Give the number of lines below that contain the string "Lighting", and no other text.
- Opening Delimiter -
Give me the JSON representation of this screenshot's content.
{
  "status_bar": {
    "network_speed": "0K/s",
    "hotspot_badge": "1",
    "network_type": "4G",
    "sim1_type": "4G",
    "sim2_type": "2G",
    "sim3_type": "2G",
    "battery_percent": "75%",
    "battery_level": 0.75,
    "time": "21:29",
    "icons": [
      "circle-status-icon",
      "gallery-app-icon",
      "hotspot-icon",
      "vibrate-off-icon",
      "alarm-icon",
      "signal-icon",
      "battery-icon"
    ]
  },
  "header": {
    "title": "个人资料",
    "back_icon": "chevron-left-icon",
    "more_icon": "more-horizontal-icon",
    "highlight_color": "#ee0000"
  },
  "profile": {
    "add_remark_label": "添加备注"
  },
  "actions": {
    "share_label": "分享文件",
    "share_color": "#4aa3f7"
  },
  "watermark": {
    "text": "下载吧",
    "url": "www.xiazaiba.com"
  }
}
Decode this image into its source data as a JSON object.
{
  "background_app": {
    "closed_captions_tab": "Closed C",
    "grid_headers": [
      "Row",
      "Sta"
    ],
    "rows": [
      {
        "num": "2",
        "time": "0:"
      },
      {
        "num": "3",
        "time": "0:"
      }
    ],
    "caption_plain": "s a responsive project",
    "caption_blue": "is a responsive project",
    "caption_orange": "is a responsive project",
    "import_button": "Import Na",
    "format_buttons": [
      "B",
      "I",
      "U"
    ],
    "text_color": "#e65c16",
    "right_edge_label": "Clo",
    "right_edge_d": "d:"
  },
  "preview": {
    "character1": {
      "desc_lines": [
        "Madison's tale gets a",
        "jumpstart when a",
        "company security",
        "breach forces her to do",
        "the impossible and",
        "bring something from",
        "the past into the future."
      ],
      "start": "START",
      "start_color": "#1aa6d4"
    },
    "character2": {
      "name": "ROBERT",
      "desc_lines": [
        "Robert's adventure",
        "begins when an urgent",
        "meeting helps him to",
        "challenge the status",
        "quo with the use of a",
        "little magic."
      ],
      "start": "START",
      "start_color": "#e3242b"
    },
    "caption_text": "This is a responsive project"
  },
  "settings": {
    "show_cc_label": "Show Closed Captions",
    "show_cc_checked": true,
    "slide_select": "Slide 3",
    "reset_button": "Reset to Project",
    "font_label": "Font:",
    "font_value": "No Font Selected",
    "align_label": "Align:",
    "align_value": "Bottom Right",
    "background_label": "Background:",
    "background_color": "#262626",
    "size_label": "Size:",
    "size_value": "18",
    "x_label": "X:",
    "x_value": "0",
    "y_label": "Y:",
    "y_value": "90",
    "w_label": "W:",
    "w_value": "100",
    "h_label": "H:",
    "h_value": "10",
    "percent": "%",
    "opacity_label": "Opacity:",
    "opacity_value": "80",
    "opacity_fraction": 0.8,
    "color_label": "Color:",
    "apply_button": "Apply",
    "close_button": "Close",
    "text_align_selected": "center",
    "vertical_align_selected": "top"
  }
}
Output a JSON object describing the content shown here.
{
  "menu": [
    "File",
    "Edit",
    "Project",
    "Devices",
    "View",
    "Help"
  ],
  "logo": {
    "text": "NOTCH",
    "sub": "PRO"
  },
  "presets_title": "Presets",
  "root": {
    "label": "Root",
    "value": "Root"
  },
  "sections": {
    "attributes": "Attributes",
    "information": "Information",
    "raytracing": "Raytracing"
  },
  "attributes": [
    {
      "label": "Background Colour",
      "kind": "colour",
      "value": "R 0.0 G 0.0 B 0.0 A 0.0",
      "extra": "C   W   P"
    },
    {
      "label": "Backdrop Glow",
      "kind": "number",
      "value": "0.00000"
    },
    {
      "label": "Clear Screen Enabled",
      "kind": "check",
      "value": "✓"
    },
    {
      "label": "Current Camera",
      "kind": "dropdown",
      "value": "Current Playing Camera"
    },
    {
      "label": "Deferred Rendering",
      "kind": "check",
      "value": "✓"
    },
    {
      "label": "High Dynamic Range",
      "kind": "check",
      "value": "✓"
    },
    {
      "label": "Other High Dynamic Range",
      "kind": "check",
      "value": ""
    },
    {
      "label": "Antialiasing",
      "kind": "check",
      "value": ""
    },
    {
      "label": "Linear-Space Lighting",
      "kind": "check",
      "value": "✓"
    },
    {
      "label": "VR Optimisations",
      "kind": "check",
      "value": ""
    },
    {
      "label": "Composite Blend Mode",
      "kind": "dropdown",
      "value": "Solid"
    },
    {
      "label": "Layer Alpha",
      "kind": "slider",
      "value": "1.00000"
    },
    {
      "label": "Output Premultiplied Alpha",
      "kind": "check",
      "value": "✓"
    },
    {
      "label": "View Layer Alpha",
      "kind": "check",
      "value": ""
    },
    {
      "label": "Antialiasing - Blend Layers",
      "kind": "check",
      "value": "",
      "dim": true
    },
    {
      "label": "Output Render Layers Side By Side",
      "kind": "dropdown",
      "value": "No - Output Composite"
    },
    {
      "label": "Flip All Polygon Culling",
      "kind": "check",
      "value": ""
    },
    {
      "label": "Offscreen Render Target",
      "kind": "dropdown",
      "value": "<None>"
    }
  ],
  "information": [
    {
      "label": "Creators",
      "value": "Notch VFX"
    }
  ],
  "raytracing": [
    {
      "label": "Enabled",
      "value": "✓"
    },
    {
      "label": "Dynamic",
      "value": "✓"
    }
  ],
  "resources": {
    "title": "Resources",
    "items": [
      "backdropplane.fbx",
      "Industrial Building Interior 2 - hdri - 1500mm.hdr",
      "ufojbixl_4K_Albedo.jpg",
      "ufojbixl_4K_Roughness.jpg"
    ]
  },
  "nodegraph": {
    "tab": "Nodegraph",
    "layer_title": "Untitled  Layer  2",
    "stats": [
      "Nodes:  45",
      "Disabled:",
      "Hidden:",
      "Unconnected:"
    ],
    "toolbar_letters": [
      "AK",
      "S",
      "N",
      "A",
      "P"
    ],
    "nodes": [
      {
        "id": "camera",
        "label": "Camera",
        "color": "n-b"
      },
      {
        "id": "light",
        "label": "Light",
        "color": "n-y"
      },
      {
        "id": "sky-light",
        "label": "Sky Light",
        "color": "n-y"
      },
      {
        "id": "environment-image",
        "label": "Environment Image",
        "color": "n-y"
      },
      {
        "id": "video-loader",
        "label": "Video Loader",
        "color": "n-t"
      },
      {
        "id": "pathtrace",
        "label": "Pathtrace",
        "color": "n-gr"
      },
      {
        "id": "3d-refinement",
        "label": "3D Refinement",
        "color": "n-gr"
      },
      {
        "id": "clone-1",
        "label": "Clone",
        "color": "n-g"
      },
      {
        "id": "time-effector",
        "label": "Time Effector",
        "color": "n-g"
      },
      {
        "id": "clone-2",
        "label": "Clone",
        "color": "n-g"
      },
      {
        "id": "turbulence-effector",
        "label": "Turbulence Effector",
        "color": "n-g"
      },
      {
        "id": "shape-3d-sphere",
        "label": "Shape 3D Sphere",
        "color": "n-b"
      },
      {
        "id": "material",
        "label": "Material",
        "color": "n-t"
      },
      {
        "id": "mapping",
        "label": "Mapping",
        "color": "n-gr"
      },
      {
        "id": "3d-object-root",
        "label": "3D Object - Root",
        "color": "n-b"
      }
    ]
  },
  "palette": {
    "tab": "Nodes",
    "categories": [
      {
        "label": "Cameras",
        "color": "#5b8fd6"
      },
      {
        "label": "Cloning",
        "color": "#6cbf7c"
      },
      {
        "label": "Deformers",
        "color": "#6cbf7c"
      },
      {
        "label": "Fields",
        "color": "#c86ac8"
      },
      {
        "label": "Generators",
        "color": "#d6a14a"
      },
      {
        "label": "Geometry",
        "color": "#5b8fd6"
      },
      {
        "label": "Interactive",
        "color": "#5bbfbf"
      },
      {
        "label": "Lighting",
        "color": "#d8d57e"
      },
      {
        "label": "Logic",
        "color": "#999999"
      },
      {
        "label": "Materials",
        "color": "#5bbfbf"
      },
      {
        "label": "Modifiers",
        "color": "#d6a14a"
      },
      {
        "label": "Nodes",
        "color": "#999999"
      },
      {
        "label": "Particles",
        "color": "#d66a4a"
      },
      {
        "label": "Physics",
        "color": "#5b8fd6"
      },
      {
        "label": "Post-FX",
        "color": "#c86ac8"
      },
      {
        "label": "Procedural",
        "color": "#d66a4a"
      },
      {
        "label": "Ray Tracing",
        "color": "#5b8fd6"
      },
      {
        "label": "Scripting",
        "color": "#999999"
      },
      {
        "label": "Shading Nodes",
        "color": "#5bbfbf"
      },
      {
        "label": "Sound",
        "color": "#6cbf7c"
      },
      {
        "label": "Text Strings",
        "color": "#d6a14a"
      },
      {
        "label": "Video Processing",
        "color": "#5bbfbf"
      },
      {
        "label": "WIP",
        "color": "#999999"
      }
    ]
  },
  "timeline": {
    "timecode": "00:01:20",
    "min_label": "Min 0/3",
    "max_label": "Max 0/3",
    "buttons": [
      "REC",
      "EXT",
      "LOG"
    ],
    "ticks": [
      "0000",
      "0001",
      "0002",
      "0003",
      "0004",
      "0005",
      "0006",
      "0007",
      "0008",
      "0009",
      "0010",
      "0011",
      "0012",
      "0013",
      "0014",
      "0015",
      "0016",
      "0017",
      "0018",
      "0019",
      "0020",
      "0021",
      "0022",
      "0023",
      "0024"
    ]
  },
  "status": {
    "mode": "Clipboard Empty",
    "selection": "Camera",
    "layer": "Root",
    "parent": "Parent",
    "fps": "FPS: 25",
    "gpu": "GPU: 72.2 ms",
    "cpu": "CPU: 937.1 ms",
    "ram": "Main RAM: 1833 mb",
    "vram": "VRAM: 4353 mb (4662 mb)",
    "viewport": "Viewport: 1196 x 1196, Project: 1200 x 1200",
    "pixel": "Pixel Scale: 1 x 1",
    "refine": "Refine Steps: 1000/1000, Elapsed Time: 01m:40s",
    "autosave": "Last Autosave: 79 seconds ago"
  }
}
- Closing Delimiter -
- Task response: 2